Seemingly clear, yet irrefutably impenetrable, there is a haunting poetry in Alfred Jensen's work. Executed on a flat, thickly painted checkerboard of brightly quilted colors, Heaven Per I and Per II employs a combination of patterns and geometries that are classically familiar. While at first glance his paintings appear to be purely abstract, Jensen, a miner of ancient relics, mathematical systems, and theories of design intricately weaves a palimpsest of symbols and colors that unfold to reveal an isomorphic mapping of one system of ciphers over another. Through his own visual language, Jensen superimposes multiple systems of arithmetic and color theory with no immediate translations in attempt to make symbolic structures concrete.
Divided into two panels, or pers, Heaven; Per I and II sets a series of numbers from ancient Shang oracle bone inscriptions over a gridded study of the complementary hues of the color wheel, which are mirrored along the horizontal axes of the abutted canvases. Dating from 1554-1045 B.C.E., the oracle bones of the Shang dynasty are the earliest known written records from Chinese civilization, used by priests as a method of divination.

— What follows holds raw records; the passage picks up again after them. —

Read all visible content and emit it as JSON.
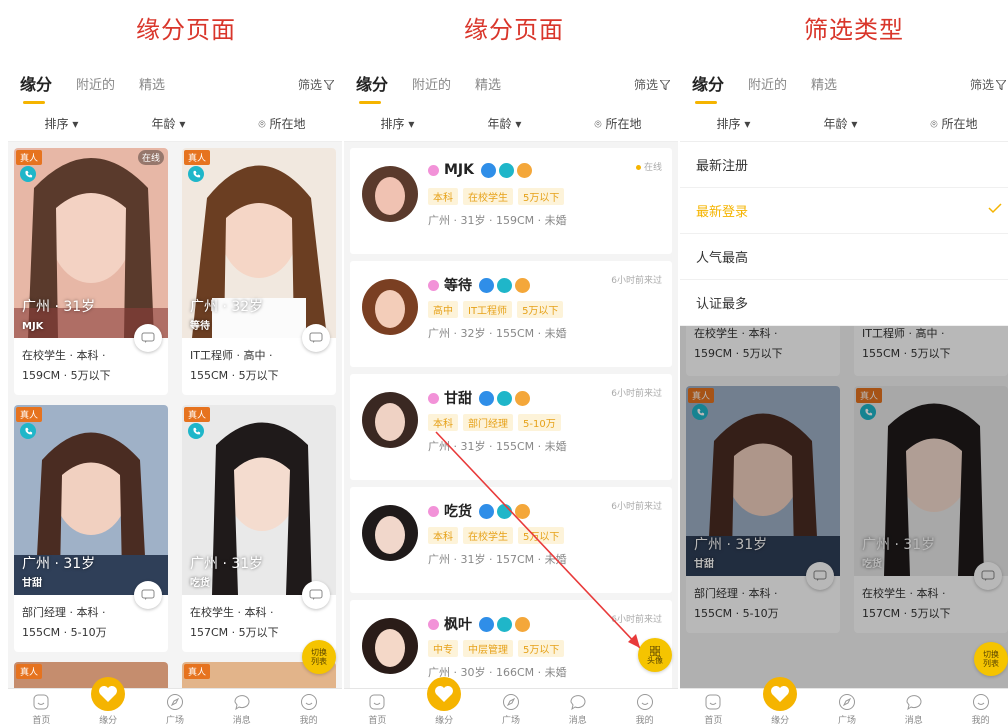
{
  "captions": [
    "缘分页面",
    "缘分页面",
    "筛选类型"
  ],
  "tabs": [
    "缘分",
    "附近的",
    "精选"
  ],
  "filter_label": "筛选",
  "sortbar": {
    "sort": "排序",
    "age": "年龄",
    "location": "所在地"
  },
  "grid_cards": [
    {
      "real": "真人",
      "online": "在线",
      "city_age": "广州 · 31岁",
      "nick": "MJK",
      "info1": "在校学生 · 本科 ·",
      "info2": "159CM · 5万以下"
    },
    {
      "real": "真人",
      "online": "",
      "city_age": "广州 · 32岁",
      "nick": "等待",
      "info1": "IT工程师 · 高中 ·",
      "info2": "155CM · 5万以下"
    },
    {
      "real": "真人",
      "online": "",
      "city_age": "广州 · 31岁",
      "nick": "甘甜",
      "info1": "部门经理 · 本科 ·",
      "info2": "155CM · 5-10万"
    },
    {
      "real": "真人",
      "online": "",
      "city_age": "广州 · 31岁",
      "nick": "吃货",
      "info1": "在校学生 · 本科 ·",
      "info2": "157CM · 5万以下"
    }
  ],
  "list_cards": [
    {
      "name": "MJK",
      "status": "在线",
      "tags": [
        "本科",
        "在校学生",
        "5万以下"
      ],
      "desc": "广州 · 31岁 · 159CM · 未婚"
    },
    {
      "name": "等待",
      "status": "6小时前来过",
      "tags": [
        "高中",
        "IT工程师",
        "5万以下"
      ],
      "desc": "广州 · 32岁 · 155CM · 未婚"
    },
    {
      "name": "甘甜",
      "status": "6小时前来过",
      "tags": [
        "本科",
        "部门经理",
        "5-10万"
      ],
      "desc": "广州 · 31岁 · 155CM · 未婚"
    },
    {
      "name": "吃货",
      "status": "6小时前来过",
      "tags": [
        "本科",
        "在校学生",
        "5万以下"
      ],
      "desc": "广州 · 31岁 · 157CM · 未婚"
    },
    {
      "name": "枫叶",
      "status": "6小时前来过",
      "tags": [
        "中专",
        "中层管理",
        "5万以下"
      ],
      "desc": "广州 · 30岁 · 166CM · 未婚"
    }
  ],
  "fab_list": [
    "切换",
    "列表"
  ],
  "fab_avatar": "头像",
  "dropdown_items": [
    "最新注册",
    "最新登录",
    "人气最高",
    "认证最多"
  ],
  "dropdown_selected_index": 1,
  "nav": [
    "首页",
    "缘分",
    "广场",
    "消息",
    "我的"
  ],
  "colors": {
    "accent": "#f5b400",
    "caption": "#d9362b",
    "real_badge": "#e6731f",
    "phone": "#1fb6c9"
  }
}
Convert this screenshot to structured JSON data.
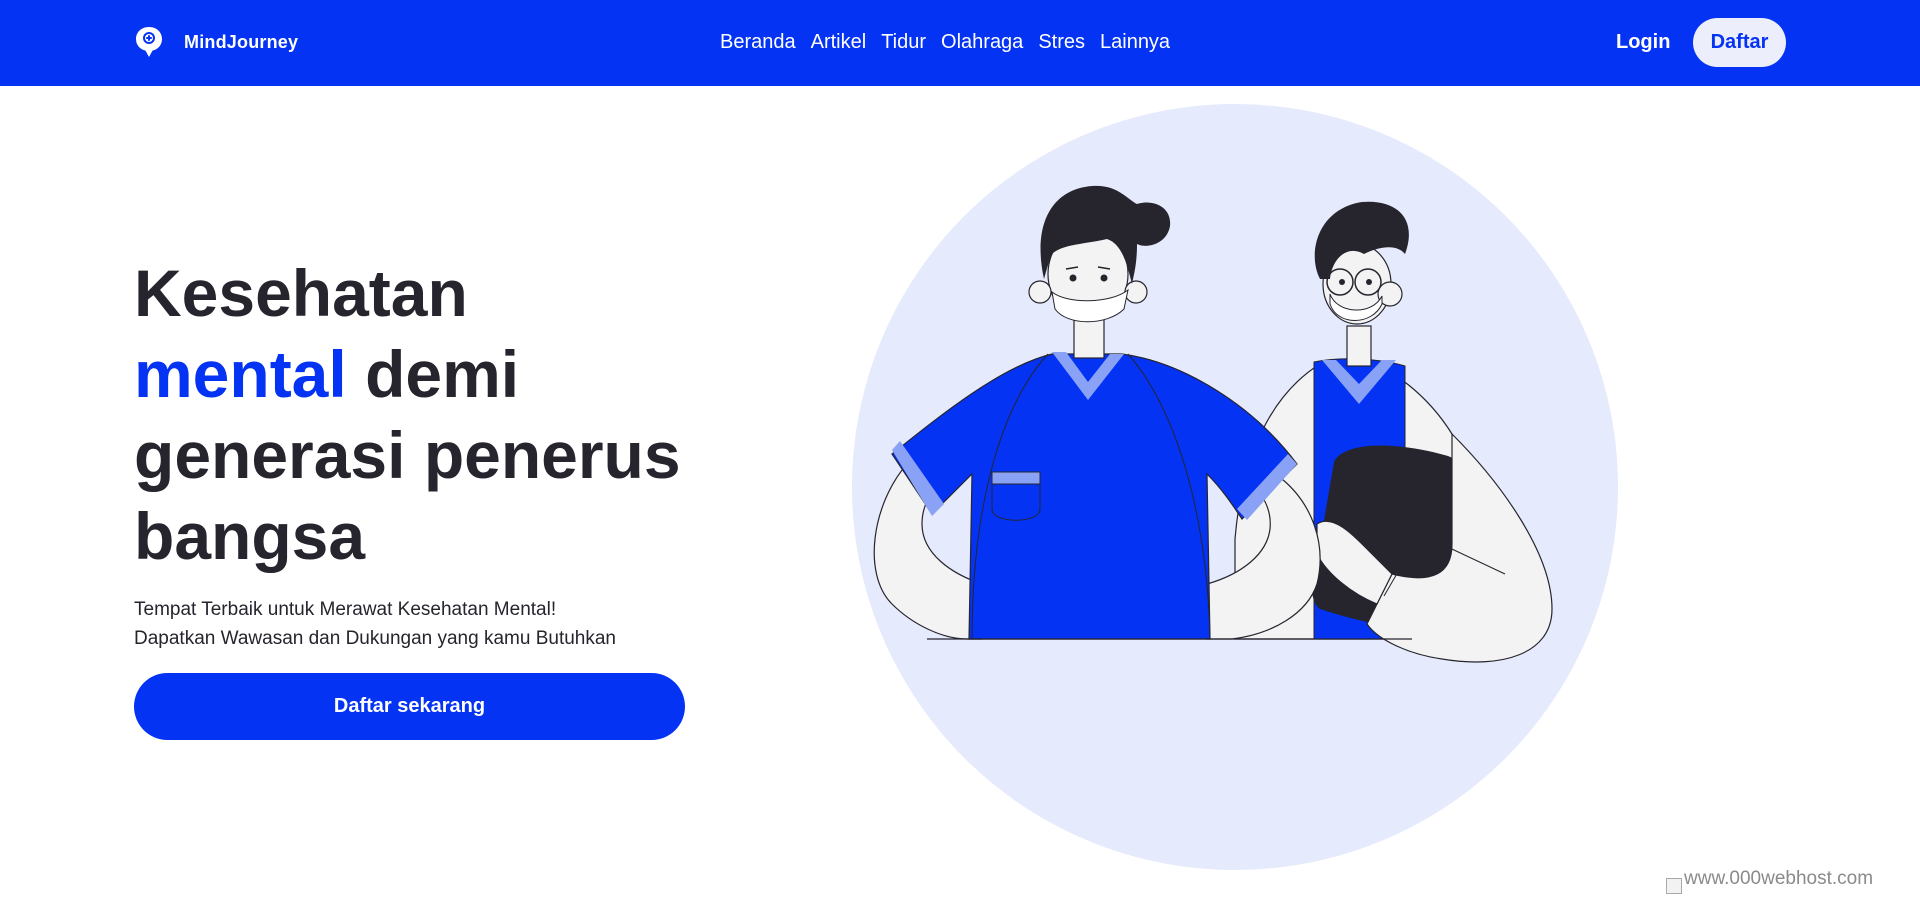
{
  "brand": {
    "name": "MindJourney",
    "logo_icon": "chat-bubble-plus-icon"
  },
  "nav": {
    "links": [
      "Beranda",
      "Artikel",
      "Tidur",
      "Olahraga",
      "Stres",
      "Lainnya"
    ],
    "login_label": "Login",
    "signup_label": "Daftar"
  },
  "hero": {
    "title_line1": "Kesehatan",
    "title_accent": "mental",
    "title_line2_rest": " demi",
    "title_line3": "generasi penerus",
    "title_line4": "bangsa",
    "subtitle_line1": "Tempat Terbaik untuk Merawat Kesehatan Mental!",
    "subtitle_line2": "Dapatkan Wawasan dan Dukungan yang kamu Butuhkan",
    "cta_label": "Daftar sekarang",
    "illustration": "two-health-workers-illustration"
  },
  "footer_badge": {
    "text": "www.000webhost.com"
  },
  "colors": {
    "primary": "#0433f4",
    "dark_text": "#26252e",
    "circle_bg": "#e5eafc",
    "pill_bg": "#eceefb",
    "scrub_trim": "#8aa2f5"
  }
}
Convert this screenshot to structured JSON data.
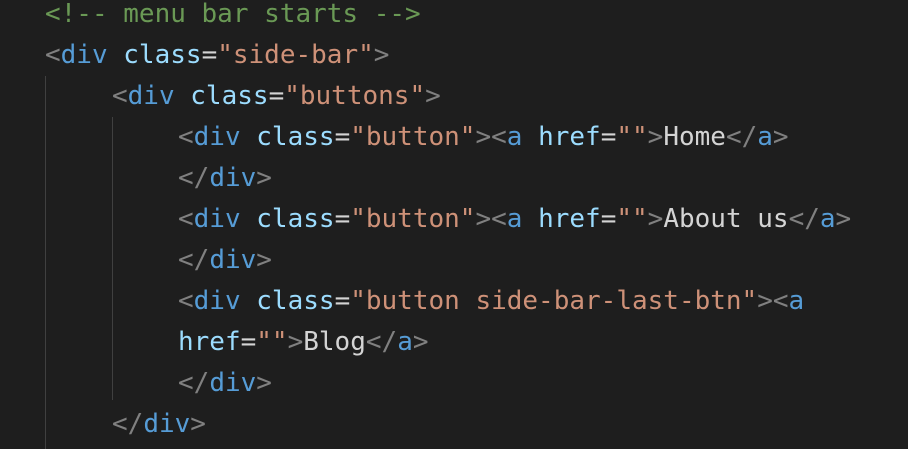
{
  "editor": {
    "background": "#1e1e1e",
    "colors": {
      "comment": "#6a9955",
      "punctuation": "#808080",
      "tag": "#569cd6",
      "attribute": "#9cdcfe",
      "string": "#ce9178",
      "text": "#d4d4d4"
    },
    "lines": [
      {
        "tokens": [
          {
            "t": "cm",
            "v": "<!-- menu bar starts -->"
          }
        ]
      },
      {
        "tokens": [
          {
            "t": "pn",
            "v": "<"
          },
          {
            "t": "tg",
            "v": "div"
          },
          {
            "t": "tx",
            "v": " "
          },
          {
            "t": "at",
            "v": "class"
          },
          {
            "t": "op",
            "v": "="
          },
          {
            "t": "st",
            "v": "\"side-bar\""
          },
          {
            "t": "pn",
            "v": ">"
          }
        ]
      },
      {
        "tokens": [
          {
            "t": "pn",
            "v": "<"
          },
          {
            "t": "tg",
            "v": "div"
          },
          {
            "t": "tx",
            "v": " "
          },
          {
            "t": "at",
            "v": "class"
          },
          {
            "t": "op",
            "v": "="
          },
          {
            "t": "st",
            "v": "\"buttons\""
          },
          {
            "t": "pn",
            "v": ">"
          }
        ]
      },
      {
        "tokens": [
          {
            "t": "pn",
            "v": "<"
          },
          {
            "t": "tg",
            "v": "div"
          },
          {
            "t": "tx",
            "v": " "
          },
          {
            "t": "at",
            "v": "class"
          },
          {
            "t": "op",
            "v": "="
          },
          {
            "t": "st",
            "v": "\"button\""
          },
          {
            "t": "pn",
            "v": "><"
          },
          {
            "t": "tg",
            "v": "a"
          },
          {
            "t": "tx",
            "v": " "
          },
          {
            "t": "at",
            "v": "href"
          },
          {
            "t": "op",
            "v": "="
          },
          {
            "t": "st",
            "v": "\"\""
          },
          {
            "t": "pn",
            "v": ">"
          },
          {
            "t": "tx",
            "v": "Home"
          },
          {
            "t": "pn",
            "v": "</"
          },
          {
            "t": "tg",
            "v": "a"
          },
          {
            "t": "pn",
            "v": ">"
          }
        ]
      },
      {
        "tokens": [
          {
            "t": "pn",
            "v": "</"
          },
          {
            "t": "tg",
            "v": "div"
          },
          {
            "t": "pn",
            "v": ">"
          }
        ]
      },
      {
        "tokens": [
          {
            "t": "pn",
            "v": "<"
          },
          {
            "t": "tg",
            "v": "div"
          },
          {
            "t": "tx",
            "v": " "
          },
          {
            "t": "at",
            "v": "class"
          },
          {
            "t": "op",
            "v": "="
          },
          {
            "t": "st",
            "v": "\"button\""
          },
          {
            "t": "pn",
            "v": "><"
          },
          {
            "t": "tg",
            "v": "a"
          },
          {
            "t": "tx",
            "v": " "
          },
          {
            "t": "at",
            "v": "href"
          },
          {
            "t": "op",
            "v": "="
          },
          {
            "t": "st",
            "v": "\"\""
          },
          {
            "t": "pn",
            "v": ">"
          },
          {
            "t": "tx",
            "v": "About us"
          },
          {
            "t": "pn",
            "v": "</"
          },
          {
            "t": "tg",
            "v": "a"
          },
          {
            "t": "pn",
            "v": ">"
          }
        ]
      },
      {
        "tokens": [
          {
            "t": "pn",
            "v": "</"
          },
          {
            "t": "tg",
            "v": "div"
          },
          {
            "t": "pn",
            "v": ">"
          }
        ]
      },
      {
        "tokens": [
          {
            "t": "pn",
            "v": "<"
          },
          {
            "t": "tg",
            "v": "div"
          },
          {
            "t": "tx",
            "v": " "
          },
          {
            "t": "at",
            "v": "class"
          },
          {
            "t": "op",
            "v": "="
          },
          {
            "t": "st",
            "v": "\"button side-bar-last-btn\""
          },
          {
            "t": "pn",
            "v": "><"
          },
          {
            "t": "tg",
            "v": "a"
          }
        ]
      },
      {
        "tokens": [
          {
            "t": "at",
            "v": "href"
          },
          {
            "t": "op",
            "v": "="
          },
          {
            "t": "st",
            "v": "\"\""
          },
          {
            "t": "pn",
            "v": ">"
          },
          {
            "t": "tx",
            "v": "Blog"
          },
          {
            "t": "pn",
            "v": "</"
          },
          {
            "t": "tg",
            "v": "a"
          },
          {
            "t": "pn",
            "v": ">"
          }
        ]
      },
      {
        "tokens": [
          {
            "t": "pn",
            "v": "</"
          },
          {
            "t": "tg",
            "v": "div"
          },
          {
            "t": "pn",
            "v": ">"
          }
        ]
      },
      {
        "tokens": [
          {
            "t": "pn",
            "v": "</"
          },
          {
            "t": "tg",
            "v": "div"
          },
          {
            "t": "pn",
            "v": ">"
          }
        ]
      }
    ]
  }
}
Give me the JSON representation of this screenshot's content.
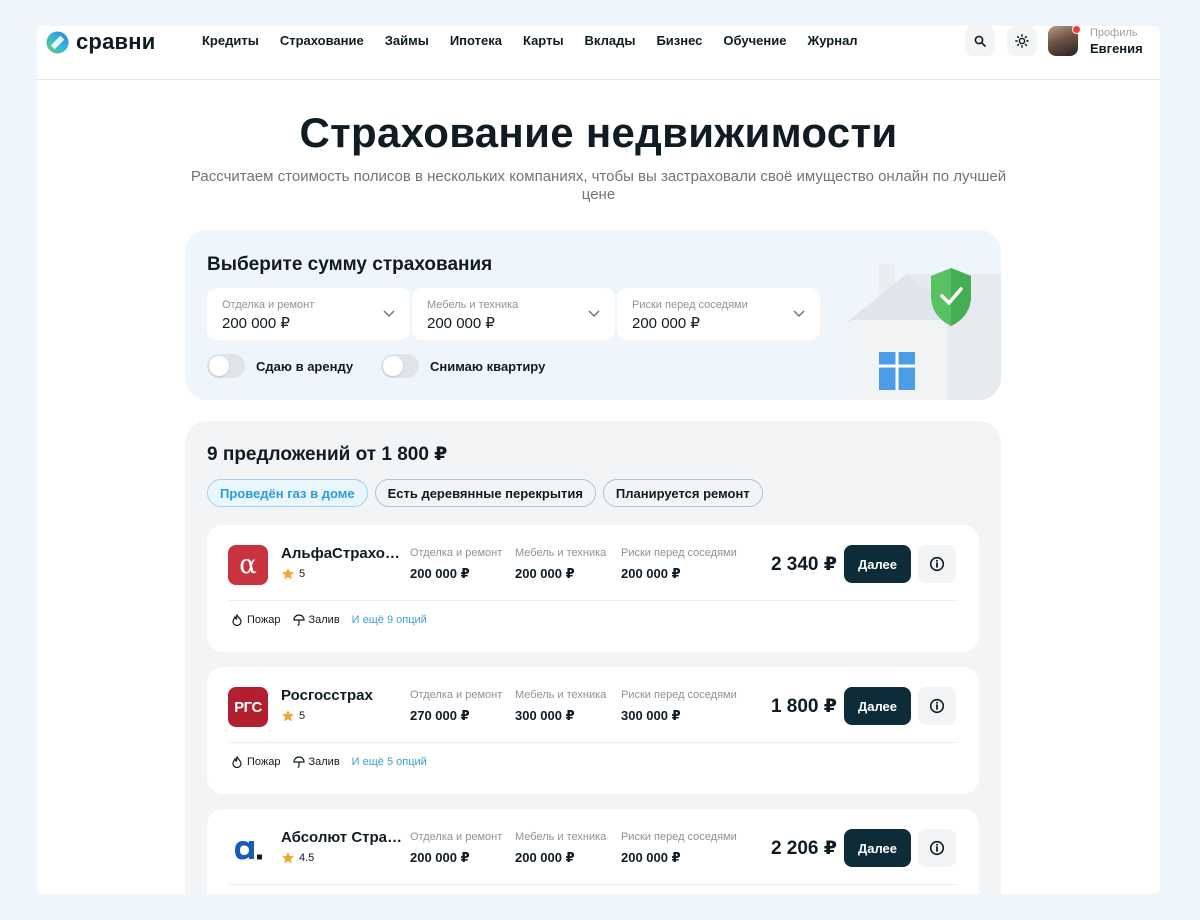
{
  "header": {
    "logo_text": "сравни",
    "nav": [
      "Кредиты",
      "Страхование",
      "Займы",
      "Ипотека",
      "Карты",
      "Вклады",
      "Бизнес",
      "Обучение",
      "Журнал"
    ],
    "profile_caption": "Профиль",
    "profile_name": "Евгения"
  },
  "hero": {
    "title": "Страхование недвижимости",
    "subtitle": "Рассчитаем стоимость полисов в нескольких компаниях, чтобы вы застраховали своё имущество онлайн по лучшей цене"
  },
  "calculator": {
    "title": "Выберите сумму страхования",
    "selects": [
      {
        "label": "Отделка и ремонт",
        "value": "200 000 ₽"
      },
      {
        "label": "Мебель и техника",
        "value": "200 000 ₽"
      },
      {
        "label": "Риски перед соседями",
        "value": "200 000 ₽"
      }
    ],
    "toggles": [
      {
        "label": "Сдаю в аренду",
        "on": false
      },
      {
        "label": "Снимаю квартиру",
        "on": false
      }
    ]
  },
  "offers": {
    "title": "9 предложений от 1 800 ₽",
    "chips": [
      {
        "label": "Проведён газ в доме",
        "active": true
      },
      {
        "label": "Есть деревянные перекрытия",
        "active": false
      },
      {
        "label": "Планируется ремонт",
        "active": false
      }
    ],
    "items": [
      {
        "name": "АльфаСтрахова...",
        "rating": "5",
        "logo": "alfa-logo",
        "logo_color": "#c8333f",
        "columns": [
          {
            "label": "Отделка и ремонт",
            "value": "200 000 ₽"
          },
          {
            "label": "Мебель и техника",
            "value": "200 000 ₽"
          },
          {
            "label": "Риски перед соседями",
            "value": "200 000 ₽"
          }
        ],
        "price": "2 340 ₽",
        "button": "Далее",
        "options": [
          "Пожар",
          "Залив"
        ],
        "more": "И ещё 9 опций"
      },
      {
        "name": "Росгосстрах",
        "rating": "5",
        "logo": "rgs-logo",
        "logo_color": "#b2202f",
        "logo_text": "РГС",
        "columns": [
          {
            "label": "Отделка и ремонт",
            "value": "270 000 ₽"
          },
          {
            "label": "Мебель и техника",
            "value": "300 000 ₽"
          },
          {
            "label": "Риски перед соседями",
            "value": "300 000 ₽"
          }
        ],
        "price": "1 800 ₽",
        "button": "Далее",
        "options": [
          "Пожар",
          "Залив"
        ],
        "more": "И ещё 5 опций"
      },
      {
        "name": "Абсолют Страх...",
        "rating": "4.5",
        "logo": "absolut-logo",
        "logo_color": "#1a5bb8",
        "columns": [
          {
            "label": "Отделка и ремонт",
            "value": "200 000 ₽"
          },
          {
            "label": "Мебель и техника",
            "value": "200 000 ₽"
          },
          {
            "label": "Риски перед соседями",
            "value": "200 000 ₽"
          }
        ],
        "price": "2 206 ₽",
        "button": "Далее",
        "options": [],
        "more": ""
      }
    ]
  },
  "colors": {
    "accent": "#2a9fd6",
    "button_dark": "#0d2b39",
    "star": "#f4a52b",
    "shield": "#58c163"
  }
}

Oriented on a square compass, perhaps derived from the square slabs found in the first magnetic compasses from the Qin dynasty, a set of four Shang numerals are situated in conjunction with the four cardinal directions-the character for 9 situated in the north top-left corner, 7 at the eastern corner, 6 to the south, and 8 at the western point.
A devoted student of Johann Wolfgang von Goethe, Jensen, here, plays with the optical vibrancy resulting from the juxtaposition of complementary colors. While the perimeters of the columns play on the traditional color star developed in 1867 by Charles Blanc, with the opposition of blue and orange, Jensen's reverence for Goethe is seen in the bisecting rows of blue and yellow. "Yellow is a light which has been dampened by darkness; blue is a darkness weakened by light" (J. Goethe, Theory of Colors, 1810, paragraph 502). Thus, Heaven emerges as a labyrinth of signs and systems atop a gridded compass, for which the organizing system plays an equally important role to the artist. "I find in the square specific settings, divisible areas, number structures, possibilities of time measure and rhythm as well as the essential form of color," Jensen explains. "The square's capacity latent in its arithmetical mean brings forth a reciprocal relation between the outwardly increasing area, and the inwardly decreasing area of the square. This coordination of number structures enabled the archaic people to erect temples and pyramids" (A. Jensen, quoted in W. Schmied, Alfred Jensen, exh. cat. Kestner-Gesellschaft, Hannover, 1973, p. 39). A connoisseur of the systems created by many different peoples to give beauty and meaning to their own lives, the systems that Jensen has selected to incorporate into his art are particularly rich in complexity, history, and symbolism.